Enhancing Longitudinal Joint Performance in Flexible Pavements

While deterioration due to wear and tear of traffic and aging is inevitable, pavement failure due to premature deterioration associated with the poor construction of joints is preventable. One significant area of premature pavement deterioration is along the centreline joint, typically due to the lower density and poor bond at the cold joint as a result of a delay in paving of adjacent lanes, or because construction practices that lead to better joints were not employed. Paving in echelon or in tandem is the most effective method of eliminating longitudinal cold joints, but sometimes neither option is feasible. In cases where cold joints cannot be eliminated, the quality of the joint can be improved in several ways. This paper documents work carried out since 1997 to investigate the opportunities related to improving the quality and performance of longitudinal joints, including what can be done during the different stages of a project development, materials, methods and other considerations to enable the construction of good joints. This paper also covers the Ministry's findings from trials constructed since 1997 and discusses some of the research completed on non-destructive testing of the joint quality. (A)

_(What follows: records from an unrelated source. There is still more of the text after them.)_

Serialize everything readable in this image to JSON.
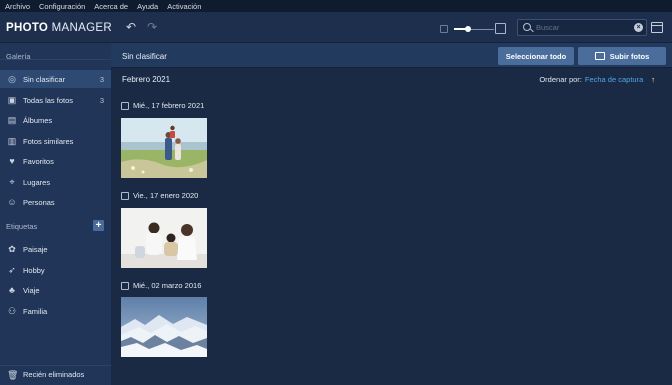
{
  "menu": [
    "Archivo",
    "Configuración",
    "Acerca de",
    "Ayuda",
    "Activación"
  ],
  "toolbar": {
    "logo_bold": "PHOTO",
    "logo_light": " MANAGER",
    "undo_icon": "undo-icon",
    "redo_icon": "redo-icon",
    "zoom_level": 0.35,
    "search_placeholder": "Buscar"
  },
  "sidebar": {
    "gallery_label": "Galería",
    "items": [
      {
        "label": "Sin clasificar",
        "count": "3",
        "icon": "unsorted-icon"
      },
      {
        "label": "Todas las fotos",
        "count": "3",
        "icon": "photos-icon"
      },
      {
        "label": "Álbumes",
        "count": "",
        "icon": "albums-icon"
      },
      {
        "label": "Fotos similares",
        "count": "",
        "icon": "similar-photos-icon"
      },
      {
        "label": "Favoritos",
        "count": "",
        "icon": "heart-icon"
      },
      {
        "label": "Lugares",
        "count": "",
        "icon": "map-pin-icon"
      },
      {
        "label": "Personas",
        "count": "",
        "icon": "person-icon"
      }
    ],
    "tags_label": "Etiquetas",
    "tags": [
      {
        "label": "Paisaje",
        "icon": "landscape-icon"
      },
      {
        "label": "Hobby",
        "icon": "rocket-icon"
      },
      {
        "label": "Viaje",
        "icon": "palm-tree-icon"
      },
      {
        "label": "Familia",
        "icon": "family-icon"
      }
    ],
    "trash_label": "Recién eliminados"
  },
  "main": {
    "title": "Sin clasificar",
    "select_all": "Seleccionar todo",
    "upload": "Subir fotos",
    "month": "Febrero 2021",
    "sort_label": "Ordenar por:",
    "sort_value": "Fecha de captura",
    "groups": [
      {
        "date": "Mié., 17 febrero 2021"
      },
      {
        "date": "Vie., 17 enero 2020"
      },
      {
        "date": "Mié., 02 marzo 2016"
      }
    ]
  },
  "colors": {
    "accent": "#4ea7e6",
    "sidebar_bg": "#203557",
    "active_bg": "#2e4a73",
    "button_bg": "#4b6d9b"
  }
}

Language

  • English

Media Info

  • Pagination: p. 323-346

Subject/Index Terms

Filing Info

  • Accession Number: 01149403
  • Record Type: Publication
  • Source Agency: Transportation Association of Canada (TAC)
  • Files: TAC
  • Created Date: Jan 28 2010 7:33AM